**WHAT YOU WILL DO**
Once you find a line containing the word "above" in the entries below, copy it.

**MATERIAL FOR THE TASK**
----

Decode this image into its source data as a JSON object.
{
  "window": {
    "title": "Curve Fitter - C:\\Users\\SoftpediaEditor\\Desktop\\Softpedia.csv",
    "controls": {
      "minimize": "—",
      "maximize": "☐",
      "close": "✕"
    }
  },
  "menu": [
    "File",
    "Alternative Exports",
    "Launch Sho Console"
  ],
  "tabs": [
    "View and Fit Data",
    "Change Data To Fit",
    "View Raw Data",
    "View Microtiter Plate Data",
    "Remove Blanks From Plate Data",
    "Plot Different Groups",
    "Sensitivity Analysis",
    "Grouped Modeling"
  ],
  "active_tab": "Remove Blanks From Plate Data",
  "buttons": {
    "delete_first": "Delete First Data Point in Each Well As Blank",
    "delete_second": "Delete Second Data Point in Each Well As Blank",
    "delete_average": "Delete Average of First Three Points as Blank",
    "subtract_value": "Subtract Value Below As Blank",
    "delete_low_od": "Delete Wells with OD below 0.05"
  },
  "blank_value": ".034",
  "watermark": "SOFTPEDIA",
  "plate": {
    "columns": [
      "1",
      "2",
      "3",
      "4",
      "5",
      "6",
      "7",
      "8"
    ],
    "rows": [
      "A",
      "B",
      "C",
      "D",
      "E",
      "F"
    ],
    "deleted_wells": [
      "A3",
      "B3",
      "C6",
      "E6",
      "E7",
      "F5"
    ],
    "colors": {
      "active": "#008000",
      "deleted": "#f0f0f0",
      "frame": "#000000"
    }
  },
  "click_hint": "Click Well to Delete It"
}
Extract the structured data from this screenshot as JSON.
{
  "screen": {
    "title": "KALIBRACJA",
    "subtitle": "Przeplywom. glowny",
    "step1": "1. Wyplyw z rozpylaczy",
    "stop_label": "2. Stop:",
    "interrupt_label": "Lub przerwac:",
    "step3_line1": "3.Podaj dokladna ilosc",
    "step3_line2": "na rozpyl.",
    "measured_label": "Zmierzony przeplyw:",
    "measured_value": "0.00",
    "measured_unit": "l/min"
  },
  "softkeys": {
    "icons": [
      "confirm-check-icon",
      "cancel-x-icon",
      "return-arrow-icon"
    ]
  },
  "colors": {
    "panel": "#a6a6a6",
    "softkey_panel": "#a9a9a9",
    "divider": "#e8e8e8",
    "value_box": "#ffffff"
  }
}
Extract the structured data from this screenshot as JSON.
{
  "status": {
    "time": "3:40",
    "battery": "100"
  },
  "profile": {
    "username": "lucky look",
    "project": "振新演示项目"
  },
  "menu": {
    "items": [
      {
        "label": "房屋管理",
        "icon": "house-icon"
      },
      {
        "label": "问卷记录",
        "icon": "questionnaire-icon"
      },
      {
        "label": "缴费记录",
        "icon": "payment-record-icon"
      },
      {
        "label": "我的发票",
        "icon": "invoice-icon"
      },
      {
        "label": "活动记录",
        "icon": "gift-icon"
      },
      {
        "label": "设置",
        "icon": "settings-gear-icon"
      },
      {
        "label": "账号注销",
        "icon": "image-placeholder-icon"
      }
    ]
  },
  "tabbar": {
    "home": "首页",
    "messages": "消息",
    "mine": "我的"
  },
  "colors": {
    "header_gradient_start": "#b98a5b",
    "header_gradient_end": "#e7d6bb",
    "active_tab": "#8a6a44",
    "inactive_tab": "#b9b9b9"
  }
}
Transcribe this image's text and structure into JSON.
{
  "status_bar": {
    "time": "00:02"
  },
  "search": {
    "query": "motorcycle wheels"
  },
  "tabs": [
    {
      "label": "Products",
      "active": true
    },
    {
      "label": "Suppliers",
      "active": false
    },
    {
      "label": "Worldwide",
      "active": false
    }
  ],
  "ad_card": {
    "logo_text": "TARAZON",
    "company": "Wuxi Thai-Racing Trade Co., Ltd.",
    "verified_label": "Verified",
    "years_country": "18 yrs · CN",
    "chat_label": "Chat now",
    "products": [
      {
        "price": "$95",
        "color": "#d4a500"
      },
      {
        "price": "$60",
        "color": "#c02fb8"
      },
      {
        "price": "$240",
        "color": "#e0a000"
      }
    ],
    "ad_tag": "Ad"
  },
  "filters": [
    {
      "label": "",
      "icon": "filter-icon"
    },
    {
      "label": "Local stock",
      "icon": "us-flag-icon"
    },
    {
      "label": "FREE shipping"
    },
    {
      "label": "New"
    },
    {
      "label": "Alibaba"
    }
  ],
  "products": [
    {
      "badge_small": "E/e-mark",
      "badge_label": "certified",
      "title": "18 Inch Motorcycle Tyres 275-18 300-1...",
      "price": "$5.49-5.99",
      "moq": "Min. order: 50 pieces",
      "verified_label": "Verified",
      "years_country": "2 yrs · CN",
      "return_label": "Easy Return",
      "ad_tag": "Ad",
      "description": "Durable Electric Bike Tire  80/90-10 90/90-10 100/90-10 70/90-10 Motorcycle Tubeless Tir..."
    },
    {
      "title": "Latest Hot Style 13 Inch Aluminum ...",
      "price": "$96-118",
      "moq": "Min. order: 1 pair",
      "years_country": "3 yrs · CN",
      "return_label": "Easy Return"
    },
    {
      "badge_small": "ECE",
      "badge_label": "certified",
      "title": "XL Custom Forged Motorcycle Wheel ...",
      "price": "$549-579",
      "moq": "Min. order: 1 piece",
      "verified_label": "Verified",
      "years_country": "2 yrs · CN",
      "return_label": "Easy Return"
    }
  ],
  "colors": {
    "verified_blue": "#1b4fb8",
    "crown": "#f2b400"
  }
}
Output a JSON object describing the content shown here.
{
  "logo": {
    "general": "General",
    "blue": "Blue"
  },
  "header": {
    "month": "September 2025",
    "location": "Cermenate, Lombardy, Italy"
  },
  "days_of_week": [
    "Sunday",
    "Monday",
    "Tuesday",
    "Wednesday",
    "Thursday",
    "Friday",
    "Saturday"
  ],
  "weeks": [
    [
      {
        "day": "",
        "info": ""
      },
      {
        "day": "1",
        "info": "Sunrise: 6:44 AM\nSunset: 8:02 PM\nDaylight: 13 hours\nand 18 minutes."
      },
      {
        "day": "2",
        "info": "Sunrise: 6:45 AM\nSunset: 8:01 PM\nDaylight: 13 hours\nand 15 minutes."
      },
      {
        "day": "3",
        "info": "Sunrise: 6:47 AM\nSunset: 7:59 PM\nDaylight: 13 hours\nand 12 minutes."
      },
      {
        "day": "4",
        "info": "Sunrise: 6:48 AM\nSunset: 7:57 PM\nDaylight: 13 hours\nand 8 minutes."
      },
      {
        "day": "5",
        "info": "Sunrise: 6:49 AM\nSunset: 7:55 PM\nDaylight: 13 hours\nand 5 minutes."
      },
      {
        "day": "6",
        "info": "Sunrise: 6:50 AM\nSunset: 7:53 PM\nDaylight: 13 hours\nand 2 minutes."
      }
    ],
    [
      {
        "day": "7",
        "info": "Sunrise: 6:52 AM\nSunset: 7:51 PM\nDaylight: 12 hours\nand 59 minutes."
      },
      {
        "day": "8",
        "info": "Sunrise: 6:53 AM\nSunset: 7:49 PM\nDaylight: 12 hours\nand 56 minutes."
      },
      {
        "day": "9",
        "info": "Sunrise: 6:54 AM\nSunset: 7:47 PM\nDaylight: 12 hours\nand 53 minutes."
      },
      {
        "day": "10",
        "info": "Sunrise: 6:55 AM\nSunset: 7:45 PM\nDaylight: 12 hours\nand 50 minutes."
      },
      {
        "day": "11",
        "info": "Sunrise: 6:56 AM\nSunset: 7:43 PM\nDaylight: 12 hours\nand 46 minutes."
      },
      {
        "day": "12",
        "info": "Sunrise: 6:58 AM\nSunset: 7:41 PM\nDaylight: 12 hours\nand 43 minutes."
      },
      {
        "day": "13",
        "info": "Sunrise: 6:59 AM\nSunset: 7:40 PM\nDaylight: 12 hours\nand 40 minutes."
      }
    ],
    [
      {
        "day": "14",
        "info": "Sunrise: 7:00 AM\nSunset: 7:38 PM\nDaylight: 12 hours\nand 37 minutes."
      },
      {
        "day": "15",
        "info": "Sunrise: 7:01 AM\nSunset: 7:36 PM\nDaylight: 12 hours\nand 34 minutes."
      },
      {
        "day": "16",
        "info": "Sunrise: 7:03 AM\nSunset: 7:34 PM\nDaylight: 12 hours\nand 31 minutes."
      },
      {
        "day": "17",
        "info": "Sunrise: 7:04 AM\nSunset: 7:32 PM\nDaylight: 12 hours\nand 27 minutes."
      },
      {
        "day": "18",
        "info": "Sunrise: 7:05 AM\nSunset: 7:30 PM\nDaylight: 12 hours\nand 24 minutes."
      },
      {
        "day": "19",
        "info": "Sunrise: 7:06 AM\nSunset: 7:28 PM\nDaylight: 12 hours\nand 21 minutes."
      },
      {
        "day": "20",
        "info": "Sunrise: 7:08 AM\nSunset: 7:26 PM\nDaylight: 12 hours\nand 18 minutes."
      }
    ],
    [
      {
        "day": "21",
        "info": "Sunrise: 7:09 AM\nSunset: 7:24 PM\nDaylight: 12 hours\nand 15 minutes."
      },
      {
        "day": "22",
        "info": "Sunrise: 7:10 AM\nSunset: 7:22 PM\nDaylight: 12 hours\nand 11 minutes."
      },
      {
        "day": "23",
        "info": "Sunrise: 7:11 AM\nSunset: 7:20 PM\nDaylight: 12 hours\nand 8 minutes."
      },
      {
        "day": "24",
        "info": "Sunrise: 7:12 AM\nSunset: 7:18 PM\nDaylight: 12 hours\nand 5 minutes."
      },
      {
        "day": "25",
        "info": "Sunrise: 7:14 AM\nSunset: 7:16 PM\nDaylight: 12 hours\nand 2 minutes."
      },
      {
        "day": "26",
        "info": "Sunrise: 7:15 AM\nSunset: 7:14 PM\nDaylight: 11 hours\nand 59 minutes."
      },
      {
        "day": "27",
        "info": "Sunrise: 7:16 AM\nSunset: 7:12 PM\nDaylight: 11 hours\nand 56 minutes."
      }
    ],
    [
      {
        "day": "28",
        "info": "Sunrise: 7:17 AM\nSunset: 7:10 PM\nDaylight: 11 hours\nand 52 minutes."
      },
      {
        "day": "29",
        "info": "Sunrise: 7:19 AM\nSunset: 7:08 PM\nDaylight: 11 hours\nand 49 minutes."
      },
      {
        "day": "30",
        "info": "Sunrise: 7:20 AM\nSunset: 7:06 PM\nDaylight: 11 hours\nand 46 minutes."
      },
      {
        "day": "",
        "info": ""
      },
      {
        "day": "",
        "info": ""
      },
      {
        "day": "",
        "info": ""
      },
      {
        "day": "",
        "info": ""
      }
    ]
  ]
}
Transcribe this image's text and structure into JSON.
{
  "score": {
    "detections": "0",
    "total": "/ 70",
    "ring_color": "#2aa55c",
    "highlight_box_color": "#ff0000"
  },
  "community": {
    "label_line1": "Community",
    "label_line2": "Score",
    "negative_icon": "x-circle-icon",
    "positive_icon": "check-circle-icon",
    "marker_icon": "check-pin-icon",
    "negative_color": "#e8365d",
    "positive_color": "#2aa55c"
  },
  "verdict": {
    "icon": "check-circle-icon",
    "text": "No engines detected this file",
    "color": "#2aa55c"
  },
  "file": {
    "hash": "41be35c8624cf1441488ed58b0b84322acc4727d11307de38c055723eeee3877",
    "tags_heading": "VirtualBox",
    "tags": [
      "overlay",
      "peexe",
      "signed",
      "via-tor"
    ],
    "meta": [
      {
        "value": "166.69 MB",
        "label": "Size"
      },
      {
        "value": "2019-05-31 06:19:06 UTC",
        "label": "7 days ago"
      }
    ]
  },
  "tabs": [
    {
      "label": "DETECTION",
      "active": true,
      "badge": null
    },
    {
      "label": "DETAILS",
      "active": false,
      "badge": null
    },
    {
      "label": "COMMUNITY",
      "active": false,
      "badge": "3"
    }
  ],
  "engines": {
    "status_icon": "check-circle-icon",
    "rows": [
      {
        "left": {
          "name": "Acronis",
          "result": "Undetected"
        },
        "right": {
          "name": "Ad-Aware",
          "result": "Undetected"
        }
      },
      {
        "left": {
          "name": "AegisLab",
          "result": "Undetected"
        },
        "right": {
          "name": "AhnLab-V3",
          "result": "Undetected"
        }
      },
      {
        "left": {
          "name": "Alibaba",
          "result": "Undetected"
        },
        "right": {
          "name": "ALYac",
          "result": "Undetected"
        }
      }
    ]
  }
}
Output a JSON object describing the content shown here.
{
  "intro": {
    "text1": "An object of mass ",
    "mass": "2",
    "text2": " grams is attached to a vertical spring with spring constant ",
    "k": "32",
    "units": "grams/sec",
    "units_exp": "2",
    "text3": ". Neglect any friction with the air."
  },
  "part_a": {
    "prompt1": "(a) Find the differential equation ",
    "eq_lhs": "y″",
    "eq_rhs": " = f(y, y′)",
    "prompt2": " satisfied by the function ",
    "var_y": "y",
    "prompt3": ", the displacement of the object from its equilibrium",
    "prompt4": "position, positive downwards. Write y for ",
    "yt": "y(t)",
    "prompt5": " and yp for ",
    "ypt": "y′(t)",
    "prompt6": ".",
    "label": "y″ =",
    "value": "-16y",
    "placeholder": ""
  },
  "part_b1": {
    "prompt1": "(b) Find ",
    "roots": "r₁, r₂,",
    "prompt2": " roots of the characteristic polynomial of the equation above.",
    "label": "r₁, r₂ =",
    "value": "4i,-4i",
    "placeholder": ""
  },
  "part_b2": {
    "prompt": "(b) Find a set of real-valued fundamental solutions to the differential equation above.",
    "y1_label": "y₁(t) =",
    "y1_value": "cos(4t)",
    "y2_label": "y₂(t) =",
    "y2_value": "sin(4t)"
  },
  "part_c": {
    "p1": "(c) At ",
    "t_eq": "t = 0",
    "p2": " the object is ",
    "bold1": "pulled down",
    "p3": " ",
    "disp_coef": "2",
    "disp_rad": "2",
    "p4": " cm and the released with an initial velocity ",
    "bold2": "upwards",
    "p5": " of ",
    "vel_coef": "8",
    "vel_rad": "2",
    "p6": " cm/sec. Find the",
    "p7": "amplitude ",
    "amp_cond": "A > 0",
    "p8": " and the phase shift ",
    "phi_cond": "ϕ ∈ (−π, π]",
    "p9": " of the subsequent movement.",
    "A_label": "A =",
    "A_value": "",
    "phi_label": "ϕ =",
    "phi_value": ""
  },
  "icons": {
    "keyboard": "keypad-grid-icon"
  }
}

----

**WRITTEN RESPONSE**
    "prompt2": " roots of the characteristic polynomial of the equation above.",
    "prompt": "(b) Find a set of real-valued fundamental solutions to the differential equation above.",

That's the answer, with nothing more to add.